The campaign Goldwater went on to wage against LBJ was among the most inept in American political history. Coming out against the Tennessee Valley Authority in Tennessee, against a jet fighter made in Fort Worth in Fort Worth, against aid to farmers in Iowa, and suggesting that battlefield commanders be given permission to launch nuclear weapons without checking first with their Commander in Chief, Goldwater was both too principled and too reckless to be elected President of a shaken United States. Yet he captured 38 percent of the vote. Nearly 4 million Americans volunteered to work for his campaign. He raised $12 million to LBJ's $17 million. Whereas 22,000 people donated to JFK and 44,000 to Richard Nixon in 1960, more than one million donated to a campaign everyone knew was an express to defeat. Barry Goldwater was a candidate of a movement not a moment. The movement had many voices, but its uniting aim was the defeat of communism and the rollback of "socialism"—Goldwater's word for New Deal liberalism. The movement lives on.

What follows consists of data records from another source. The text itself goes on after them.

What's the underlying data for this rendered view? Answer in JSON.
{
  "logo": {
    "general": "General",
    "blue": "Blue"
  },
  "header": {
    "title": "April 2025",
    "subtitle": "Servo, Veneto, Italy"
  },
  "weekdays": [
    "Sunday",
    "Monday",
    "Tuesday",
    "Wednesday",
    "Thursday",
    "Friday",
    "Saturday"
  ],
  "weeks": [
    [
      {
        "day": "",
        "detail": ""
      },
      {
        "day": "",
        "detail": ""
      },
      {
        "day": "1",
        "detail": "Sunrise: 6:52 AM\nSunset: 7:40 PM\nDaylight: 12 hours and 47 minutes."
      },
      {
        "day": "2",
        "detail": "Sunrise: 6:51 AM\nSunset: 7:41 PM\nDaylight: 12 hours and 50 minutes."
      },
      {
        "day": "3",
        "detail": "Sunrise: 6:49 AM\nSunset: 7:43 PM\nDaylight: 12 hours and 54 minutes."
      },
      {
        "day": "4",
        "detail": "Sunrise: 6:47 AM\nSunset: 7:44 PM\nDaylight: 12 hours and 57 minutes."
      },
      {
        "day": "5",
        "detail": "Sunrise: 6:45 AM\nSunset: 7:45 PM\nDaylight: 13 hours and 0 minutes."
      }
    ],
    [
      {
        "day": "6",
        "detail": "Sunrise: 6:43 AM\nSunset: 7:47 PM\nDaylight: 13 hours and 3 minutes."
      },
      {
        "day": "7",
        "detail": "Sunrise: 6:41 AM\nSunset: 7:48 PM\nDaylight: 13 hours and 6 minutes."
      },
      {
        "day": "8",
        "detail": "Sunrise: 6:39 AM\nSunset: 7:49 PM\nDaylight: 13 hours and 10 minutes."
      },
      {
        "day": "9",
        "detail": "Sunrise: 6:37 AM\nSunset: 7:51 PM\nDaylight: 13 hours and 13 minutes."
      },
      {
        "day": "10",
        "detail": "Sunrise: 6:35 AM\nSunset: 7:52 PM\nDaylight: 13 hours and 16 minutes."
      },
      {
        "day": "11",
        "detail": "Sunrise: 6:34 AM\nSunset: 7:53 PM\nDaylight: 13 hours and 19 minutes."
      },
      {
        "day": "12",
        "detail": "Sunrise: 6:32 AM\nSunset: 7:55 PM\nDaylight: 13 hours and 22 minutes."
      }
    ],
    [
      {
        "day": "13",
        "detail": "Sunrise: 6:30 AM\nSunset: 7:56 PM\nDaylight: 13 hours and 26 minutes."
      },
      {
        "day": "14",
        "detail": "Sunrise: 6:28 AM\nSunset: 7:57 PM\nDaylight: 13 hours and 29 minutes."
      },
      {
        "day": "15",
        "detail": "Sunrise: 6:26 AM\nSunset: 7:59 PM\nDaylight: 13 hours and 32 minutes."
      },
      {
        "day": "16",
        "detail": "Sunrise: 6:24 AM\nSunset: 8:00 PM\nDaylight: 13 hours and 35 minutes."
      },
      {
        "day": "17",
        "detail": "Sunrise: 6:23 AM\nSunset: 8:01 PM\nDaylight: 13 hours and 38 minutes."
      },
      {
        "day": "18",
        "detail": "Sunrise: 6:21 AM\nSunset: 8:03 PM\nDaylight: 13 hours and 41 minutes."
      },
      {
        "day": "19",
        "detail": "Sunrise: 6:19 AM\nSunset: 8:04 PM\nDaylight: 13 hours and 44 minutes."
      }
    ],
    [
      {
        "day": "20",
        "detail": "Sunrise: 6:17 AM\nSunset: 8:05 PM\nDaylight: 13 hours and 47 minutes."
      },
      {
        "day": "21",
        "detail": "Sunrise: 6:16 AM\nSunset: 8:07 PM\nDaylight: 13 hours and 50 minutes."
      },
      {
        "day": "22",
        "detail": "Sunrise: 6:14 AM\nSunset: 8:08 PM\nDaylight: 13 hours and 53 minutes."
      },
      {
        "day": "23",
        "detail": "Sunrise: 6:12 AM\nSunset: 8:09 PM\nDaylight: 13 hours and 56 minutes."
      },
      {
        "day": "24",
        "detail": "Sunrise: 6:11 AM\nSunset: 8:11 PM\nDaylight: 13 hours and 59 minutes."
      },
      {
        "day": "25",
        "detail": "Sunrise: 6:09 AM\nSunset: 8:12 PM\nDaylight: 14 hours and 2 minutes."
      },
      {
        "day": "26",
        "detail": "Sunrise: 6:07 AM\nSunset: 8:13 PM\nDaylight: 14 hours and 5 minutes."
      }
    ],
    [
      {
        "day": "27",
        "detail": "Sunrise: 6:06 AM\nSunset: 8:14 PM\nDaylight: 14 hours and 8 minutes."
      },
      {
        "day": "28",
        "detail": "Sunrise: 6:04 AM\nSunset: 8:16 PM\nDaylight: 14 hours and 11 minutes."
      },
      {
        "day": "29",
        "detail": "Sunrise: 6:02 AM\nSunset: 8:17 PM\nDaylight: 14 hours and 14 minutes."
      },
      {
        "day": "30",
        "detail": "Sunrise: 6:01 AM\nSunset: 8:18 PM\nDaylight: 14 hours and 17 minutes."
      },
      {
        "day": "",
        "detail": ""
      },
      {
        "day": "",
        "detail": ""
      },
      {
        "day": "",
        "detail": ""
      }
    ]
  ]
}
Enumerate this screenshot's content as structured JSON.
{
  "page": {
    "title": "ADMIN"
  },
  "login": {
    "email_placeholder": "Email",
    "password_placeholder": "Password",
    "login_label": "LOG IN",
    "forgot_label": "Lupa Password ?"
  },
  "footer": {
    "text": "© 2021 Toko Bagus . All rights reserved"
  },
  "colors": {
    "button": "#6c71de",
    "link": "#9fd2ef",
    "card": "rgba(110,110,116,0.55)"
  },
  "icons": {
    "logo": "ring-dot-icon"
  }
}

Goldwater was premature in talking about privatizing Social Security—the Democrats used the issue against him to lethal effect in 1964. With a little help from his friends on the Supreme Court, George W. Bush won the presidency in 2000 running on a promise to privatize Social Security, to allow workers to invest a portion of their payroll taxes in the stock market—this at a time when the stock market was losing trillions of dollars in value in the dot-com crash, which would have cost millions of retirees on Social Security their rent or bread money if Bush's policy had been law. Several of the most likely Bush nominees to the Supreme Court want to repeal as unconstitutional the New Deal's restraints on the economic freedom of business. Among Bush's first actions was to rescind new workplace safety rules issued by the Clinton Administration, a decade in the making, that would have protected office workers against repetitive stress injuries but cost industry billions to implement. This was a premonitory hit at organized labor, the one surviving though ever-weakening backbone of the New Deal coalition, and it was followed by Bush's signing of GOP-sponsored legislation, pushed by the banking and credit-card industries, that weakened protections of debtors against seizure of their assets. The libertarian economics with which the GOP pulled in the shy white backlash voter is now the conventional wisdom—cut taxes for the rich, cut domestic spending, cut regulation, eliminate, if Treasury Secretary Paul O'Neill has his way, the corporate income tax. The goal is to remove the federal government from the economy, to put ordinary Americans back where they were in 1929: un-championed, naked to the whetstone of the market. "You're on your own"—that's the message the conservative movement has for Americans, according to David Frum, a leading conservative intellectual and now a Bush speechwriter. These are the stakes.